TASK STATEMENT. Here is a listing. Set it down again exactly.

RECORDS SHOWN.
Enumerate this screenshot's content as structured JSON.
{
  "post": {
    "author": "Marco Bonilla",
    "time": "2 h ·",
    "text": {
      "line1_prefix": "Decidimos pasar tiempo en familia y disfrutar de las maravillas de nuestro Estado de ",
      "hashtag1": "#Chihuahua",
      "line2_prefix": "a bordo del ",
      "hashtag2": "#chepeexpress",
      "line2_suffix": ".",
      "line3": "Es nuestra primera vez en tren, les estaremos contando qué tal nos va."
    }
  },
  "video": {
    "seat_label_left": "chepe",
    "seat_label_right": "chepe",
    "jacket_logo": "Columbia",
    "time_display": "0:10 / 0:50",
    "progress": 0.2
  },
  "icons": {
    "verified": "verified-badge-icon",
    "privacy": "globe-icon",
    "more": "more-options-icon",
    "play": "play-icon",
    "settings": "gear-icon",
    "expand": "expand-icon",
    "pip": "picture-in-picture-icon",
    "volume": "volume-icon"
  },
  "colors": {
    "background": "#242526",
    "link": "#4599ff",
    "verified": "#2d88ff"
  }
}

REPLY TO THE EXERCISE.
Enumerate this screenshot's content as structured JSON.
{
  "post": {
    "author": "Marco Bonilla",
    "time": "2 h ·",
    "text": {
      "line1_prefix": "Decidimos pasar tiempo en familia y disfrutar de las maravillas de nuestro Estado de ",
      "hashtag1": "#Chihuahua",
      "line2_prefix": "a bordo del ",
      "hashtag2": "#chepeexpress",
      "line2_suffix": ".",
      "line3": "Es nuestra primera vez en tren, les estaremos contando qué tal nos va."
    }
  },
  "video": {
    "seat_label_left": "chepe",
    "seat_label_right": "chepe",
    "jacket_logo": "Columbia",
    "time_display": "0:10 / 0:50",
    "progress": 0.2
  },
  "icons": {
    "verified": "verified-badge-icon",
    "privacy": "globe-icon",
    "more": "more-options-icon",
    "play": "play-icon",
    "settings": "gear-icon",
    "expand": "expand-icon",
    "pip": "picture-in-picture-icon",
    "volume": "volume-icon"
  },
  "colors": {
    "background": "#242526",
    "link": "#4599ff",
    "verified": "#2d88ff"
  }
}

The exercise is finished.